In a little-commented-upon exchange on Day Two of the healthcare debate before the Supreme Court, Justice Antonin Scalia made a startling suggestion: Why bother paying for emergency room care for folks without insurance?

GENERAL VERRILLI: ...No. It's because you're going -- in the health care market, you're going into the market without the ability to pay for what you get, getting the health care service anyway as a result of the social norms that allow -- that -- to which we've obligated ourselves so that people get health care.
JUSTICE SCALIA: Well, don't obligate yourself to that. Why -- you know?

I don't know whether Scalia was just playing devil's advocate here, or was making a serious suggestion. But it sent chills down my spine. We certainly COULD stop treating the poor and the non-insured. That WOULD help bring costs down somewhat. But would the republic stand for it? Are we prepared for the mountains of dead who would result from this experiment in social responsibility?

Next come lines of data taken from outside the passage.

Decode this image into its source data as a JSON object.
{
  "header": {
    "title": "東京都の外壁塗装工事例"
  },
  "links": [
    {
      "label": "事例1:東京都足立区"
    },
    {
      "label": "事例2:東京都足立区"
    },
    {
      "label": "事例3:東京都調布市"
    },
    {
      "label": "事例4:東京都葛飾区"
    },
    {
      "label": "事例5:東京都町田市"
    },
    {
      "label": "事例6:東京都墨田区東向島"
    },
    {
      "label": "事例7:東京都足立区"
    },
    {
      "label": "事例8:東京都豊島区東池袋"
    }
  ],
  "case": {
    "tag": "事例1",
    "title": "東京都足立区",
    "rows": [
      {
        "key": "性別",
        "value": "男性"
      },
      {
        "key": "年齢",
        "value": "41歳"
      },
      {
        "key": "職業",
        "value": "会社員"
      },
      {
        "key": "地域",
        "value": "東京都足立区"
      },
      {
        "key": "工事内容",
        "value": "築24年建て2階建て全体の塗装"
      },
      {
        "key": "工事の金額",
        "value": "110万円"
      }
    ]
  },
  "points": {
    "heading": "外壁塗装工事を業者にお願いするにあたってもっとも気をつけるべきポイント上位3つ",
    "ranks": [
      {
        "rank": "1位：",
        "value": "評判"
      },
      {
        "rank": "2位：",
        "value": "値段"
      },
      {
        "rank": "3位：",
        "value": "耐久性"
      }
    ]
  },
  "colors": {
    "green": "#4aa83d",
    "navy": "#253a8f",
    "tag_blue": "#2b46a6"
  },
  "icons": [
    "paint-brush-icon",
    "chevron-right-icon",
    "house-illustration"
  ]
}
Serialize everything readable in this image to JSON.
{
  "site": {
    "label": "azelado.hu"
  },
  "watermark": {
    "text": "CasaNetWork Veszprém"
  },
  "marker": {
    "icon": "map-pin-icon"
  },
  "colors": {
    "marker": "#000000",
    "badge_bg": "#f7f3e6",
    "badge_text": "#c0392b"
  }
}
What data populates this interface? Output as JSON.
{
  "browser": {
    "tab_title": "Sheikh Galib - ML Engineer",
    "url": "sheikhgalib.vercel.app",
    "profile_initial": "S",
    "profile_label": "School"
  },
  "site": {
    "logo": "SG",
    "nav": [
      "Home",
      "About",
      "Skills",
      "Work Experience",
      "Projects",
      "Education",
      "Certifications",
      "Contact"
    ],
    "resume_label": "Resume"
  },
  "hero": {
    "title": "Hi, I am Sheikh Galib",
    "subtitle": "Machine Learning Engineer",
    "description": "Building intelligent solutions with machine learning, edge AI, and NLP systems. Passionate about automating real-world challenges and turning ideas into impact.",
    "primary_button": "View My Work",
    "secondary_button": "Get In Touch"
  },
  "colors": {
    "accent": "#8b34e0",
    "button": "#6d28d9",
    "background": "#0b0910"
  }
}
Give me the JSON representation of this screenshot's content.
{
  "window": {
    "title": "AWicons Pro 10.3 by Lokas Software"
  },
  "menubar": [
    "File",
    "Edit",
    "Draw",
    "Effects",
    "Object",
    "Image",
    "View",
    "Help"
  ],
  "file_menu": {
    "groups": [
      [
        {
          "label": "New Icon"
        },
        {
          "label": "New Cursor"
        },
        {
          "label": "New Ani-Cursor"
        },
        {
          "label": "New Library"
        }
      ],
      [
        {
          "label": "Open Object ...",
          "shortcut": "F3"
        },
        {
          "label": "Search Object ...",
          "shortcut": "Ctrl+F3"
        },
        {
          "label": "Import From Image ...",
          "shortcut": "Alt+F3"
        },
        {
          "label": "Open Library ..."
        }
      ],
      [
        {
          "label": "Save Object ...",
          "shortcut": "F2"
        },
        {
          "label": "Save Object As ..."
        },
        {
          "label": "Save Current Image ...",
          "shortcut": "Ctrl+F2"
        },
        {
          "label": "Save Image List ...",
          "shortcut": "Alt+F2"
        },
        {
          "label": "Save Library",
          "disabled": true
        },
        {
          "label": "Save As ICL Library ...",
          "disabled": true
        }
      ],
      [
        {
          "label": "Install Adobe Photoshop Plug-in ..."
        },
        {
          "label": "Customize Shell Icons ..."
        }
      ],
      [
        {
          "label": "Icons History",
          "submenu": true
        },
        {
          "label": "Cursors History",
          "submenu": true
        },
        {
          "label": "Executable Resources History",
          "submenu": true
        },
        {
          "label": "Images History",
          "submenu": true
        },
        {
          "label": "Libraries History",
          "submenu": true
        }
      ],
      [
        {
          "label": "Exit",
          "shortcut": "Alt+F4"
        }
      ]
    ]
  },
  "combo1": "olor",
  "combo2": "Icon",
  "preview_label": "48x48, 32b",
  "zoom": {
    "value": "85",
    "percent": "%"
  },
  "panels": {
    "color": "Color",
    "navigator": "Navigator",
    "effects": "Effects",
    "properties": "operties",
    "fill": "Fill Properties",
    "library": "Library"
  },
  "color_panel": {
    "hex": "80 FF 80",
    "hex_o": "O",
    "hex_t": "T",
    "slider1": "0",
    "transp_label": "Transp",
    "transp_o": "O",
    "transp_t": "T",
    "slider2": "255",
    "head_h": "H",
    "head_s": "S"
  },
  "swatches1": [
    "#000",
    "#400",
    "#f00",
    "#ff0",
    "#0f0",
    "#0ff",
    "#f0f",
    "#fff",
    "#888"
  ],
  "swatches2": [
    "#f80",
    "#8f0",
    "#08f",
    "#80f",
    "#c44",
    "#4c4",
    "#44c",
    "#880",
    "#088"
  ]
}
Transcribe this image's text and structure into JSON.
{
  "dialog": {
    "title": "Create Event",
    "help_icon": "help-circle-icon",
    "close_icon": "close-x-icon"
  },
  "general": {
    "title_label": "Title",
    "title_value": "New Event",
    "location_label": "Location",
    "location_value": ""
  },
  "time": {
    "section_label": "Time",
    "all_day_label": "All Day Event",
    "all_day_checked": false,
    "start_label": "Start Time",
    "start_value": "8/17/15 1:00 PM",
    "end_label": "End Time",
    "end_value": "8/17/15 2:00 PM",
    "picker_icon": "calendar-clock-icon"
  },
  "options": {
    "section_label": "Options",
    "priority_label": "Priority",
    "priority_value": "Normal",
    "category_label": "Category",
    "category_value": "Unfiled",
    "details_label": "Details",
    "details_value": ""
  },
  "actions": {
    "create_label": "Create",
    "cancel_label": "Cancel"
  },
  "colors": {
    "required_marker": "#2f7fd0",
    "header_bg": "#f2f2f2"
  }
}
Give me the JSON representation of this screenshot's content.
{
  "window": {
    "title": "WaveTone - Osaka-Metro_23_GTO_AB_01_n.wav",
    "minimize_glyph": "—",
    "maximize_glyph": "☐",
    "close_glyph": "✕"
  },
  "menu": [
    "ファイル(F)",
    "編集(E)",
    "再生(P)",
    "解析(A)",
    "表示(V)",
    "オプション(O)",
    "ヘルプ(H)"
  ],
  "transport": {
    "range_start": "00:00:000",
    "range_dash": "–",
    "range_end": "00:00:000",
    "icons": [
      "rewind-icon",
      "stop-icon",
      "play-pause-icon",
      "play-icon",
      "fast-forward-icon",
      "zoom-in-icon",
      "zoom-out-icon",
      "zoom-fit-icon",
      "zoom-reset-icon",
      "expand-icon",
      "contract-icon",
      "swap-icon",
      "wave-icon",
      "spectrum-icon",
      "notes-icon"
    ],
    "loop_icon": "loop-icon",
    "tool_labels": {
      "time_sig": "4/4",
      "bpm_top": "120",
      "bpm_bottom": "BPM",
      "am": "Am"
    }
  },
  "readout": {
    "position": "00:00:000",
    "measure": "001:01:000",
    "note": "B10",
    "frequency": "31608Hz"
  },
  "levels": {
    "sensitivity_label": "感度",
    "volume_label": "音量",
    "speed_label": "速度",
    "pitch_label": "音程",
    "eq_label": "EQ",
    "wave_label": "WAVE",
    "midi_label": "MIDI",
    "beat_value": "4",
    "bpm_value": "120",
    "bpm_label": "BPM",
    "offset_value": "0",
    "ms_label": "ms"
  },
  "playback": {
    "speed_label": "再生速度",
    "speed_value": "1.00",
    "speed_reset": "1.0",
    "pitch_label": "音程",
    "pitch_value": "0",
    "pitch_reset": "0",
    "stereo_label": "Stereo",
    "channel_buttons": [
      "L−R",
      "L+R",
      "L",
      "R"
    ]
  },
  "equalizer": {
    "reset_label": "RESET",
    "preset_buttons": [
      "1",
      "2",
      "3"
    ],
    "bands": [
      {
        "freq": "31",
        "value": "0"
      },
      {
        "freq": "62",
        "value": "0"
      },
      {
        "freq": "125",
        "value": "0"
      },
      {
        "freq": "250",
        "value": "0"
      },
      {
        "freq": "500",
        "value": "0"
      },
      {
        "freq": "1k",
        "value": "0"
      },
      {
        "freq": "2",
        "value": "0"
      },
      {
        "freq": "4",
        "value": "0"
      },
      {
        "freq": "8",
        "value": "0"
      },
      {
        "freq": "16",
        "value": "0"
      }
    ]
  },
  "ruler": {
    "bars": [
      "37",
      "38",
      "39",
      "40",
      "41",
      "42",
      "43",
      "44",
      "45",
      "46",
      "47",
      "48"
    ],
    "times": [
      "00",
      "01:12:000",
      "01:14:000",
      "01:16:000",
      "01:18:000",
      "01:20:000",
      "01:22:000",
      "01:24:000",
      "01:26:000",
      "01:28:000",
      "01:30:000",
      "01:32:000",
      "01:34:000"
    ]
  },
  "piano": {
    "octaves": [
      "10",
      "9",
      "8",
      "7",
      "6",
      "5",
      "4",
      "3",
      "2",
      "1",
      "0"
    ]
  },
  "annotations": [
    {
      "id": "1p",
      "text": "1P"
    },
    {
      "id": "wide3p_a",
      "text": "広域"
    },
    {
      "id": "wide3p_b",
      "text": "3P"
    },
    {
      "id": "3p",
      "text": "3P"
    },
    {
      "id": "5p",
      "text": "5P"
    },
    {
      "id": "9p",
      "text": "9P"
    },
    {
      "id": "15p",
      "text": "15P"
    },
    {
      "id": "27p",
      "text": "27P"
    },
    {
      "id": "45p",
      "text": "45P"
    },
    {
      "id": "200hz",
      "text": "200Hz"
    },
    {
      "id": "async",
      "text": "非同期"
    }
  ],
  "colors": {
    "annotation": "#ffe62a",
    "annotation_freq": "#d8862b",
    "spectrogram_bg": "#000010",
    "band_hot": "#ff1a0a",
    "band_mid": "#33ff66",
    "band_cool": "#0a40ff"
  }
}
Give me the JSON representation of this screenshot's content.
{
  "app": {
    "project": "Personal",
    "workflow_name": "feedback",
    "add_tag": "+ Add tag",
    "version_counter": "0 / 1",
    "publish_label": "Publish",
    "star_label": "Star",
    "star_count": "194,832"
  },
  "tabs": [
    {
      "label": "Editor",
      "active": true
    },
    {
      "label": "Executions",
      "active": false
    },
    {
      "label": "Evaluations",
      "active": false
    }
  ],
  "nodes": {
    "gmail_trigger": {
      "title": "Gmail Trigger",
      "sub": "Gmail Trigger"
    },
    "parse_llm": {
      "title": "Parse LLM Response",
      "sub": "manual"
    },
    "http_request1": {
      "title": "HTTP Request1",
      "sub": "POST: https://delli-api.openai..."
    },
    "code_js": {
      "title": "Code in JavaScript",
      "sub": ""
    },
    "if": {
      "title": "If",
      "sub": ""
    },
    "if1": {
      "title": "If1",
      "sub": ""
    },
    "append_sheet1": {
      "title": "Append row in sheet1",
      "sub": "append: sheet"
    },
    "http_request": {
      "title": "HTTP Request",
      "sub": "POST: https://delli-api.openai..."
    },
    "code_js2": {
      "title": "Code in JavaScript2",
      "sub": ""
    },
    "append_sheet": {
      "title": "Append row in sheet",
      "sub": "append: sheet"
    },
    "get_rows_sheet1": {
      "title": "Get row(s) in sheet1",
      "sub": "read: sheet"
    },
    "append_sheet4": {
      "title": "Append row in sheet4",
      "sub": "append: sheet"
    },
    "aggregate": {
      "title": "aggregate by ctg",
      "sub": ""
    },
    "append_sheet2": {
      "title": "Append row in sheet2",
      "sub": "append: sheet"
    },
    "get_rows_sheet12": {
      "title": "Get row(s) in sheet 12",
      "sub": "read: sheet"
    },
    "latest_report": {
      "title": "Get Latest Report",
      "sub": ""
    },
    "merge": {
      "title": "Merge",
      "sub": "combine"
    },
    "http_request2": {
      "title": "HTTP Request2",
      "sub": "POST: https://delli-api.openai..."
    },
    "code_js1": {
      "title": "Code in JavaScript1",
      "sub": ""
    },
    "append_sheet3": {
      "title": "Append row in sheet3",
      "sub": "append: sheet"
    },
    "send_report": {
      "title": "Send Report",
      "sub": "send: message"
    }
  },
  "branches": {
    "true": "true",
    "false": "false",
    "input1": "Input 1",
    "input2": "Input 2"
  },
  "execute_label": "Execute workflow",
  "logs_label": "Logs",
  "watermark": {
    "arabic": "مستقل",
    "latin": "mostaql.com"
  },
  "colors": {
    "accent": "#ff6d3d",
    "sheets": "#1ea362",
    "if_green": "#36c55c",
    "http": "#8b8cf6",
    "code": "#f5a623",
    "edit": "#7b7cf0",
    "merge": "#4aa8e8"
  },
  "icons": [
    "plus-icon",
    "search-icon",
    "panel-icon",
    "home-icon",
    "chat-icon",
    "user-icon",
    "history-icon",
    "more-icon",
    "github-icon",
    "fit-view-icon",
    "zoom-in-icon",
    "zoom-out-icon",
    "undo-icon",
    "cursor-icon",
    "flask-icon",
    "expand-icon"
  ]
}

I am an optimist. I think that when justices like Scalia look down the barrel of such draconian healthcare options, they might blink.